### WHAT YOU HAVE TO DO
In the data that follows, each entry is to be restated exactly.

### INFORMATION SUPPLIED
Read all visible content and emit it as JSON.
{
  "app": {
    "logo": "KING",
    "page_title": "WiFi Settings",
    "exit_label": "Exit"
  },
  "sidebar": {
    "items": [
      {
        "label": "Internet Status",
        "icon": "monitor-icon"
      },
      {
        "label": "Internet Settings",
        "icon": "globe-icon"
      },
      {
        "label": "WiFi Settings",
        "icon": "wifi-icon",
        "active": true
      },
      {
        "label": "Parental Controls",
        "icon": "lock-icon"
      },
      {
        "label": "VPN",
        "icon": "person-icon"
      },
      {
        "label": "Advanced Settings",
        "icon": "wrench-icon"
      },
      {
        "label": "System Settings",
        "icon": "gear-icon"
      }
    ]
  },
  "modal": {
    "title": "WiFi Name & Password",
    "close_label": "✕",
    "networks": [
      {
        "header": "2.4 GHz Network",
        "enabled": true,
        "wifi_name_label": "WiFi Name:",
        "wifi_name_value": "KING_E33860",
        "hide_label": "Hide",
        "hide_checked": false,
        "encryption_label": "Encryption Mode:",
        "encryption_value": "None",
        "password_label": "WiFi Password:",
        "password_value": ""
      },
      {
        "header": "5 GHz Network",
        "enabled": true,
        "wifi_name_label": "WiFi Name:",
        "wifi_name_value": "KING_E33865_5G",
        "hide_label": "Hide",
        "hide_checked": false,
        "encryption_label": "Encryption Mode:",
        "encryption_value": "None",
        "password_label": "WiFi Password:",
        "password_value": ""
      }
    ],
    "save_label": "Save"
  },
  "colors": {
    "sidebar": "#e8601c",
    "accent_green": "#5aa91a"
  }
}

### THE COMPLETED TASK
Read all visible content and emit it as JSON.
{
  "app": {
    "logo": "KING",
    "page_title": "WiFi Settings",
    "exit_label": "Exit"
  },
  "sidebar": {
    "items": [
      {
        "label": "Internet Status",
        "icon": "monitor-icon"
      },
      {
        "label": "Internet Settings",
        "icon": "globe-icon"
      },
      {
        "label": "WiFi Settings",
        "icon": "wifi-icon",
        "active": true
      },
      {
        "label": "Parental Controls",
        "icon": "lock-icon"
      },
      {
        "label": "VPN",
        "icon": "person-icon"
      },
      {
        "label": "Advanced Settings",
        "icon": "wrench-icon"
      },
      {
        "label": "System Settings",
        "icon": "gear-icon"
      }
    ]
  },
  "modal": {
    "title": "WiFi Name & Password",
    "close_label": "✕",
    "networks": [
      {
        "header": "2.4 GHz Network",
        "enabled": true,
        "wifi_name_label": "WiFi Name:",
        "wifi_name_value": "KING_E33860",
        "hide_label": "Hide",
        "hide_checked": false,
        "encryption_label": "Encryption Mode:",
        "encryption_value": "None",
        "password_label": "WiFi Password:",
        "password_value": ""
      },
      {
        "header": "5 GHz Network",
        "enabled": true,
        "wifi_name_label": "WiFi Name:",
        "wifi_name_value": "KING_E33865_5G",
        "hide_label": "Hide",
        "hide_checked": false,
        "encryption_label": "Encryption Mode:",
        "encryption_value": "None",
        "password_label": "WiFi Password:",
        "password_value": ""
      }
    ],
    "save_label": "Save"
  },
  "colors": {
    "sidebar": "#e8601c",
    "accent_green": "#5aa91a"
  }
}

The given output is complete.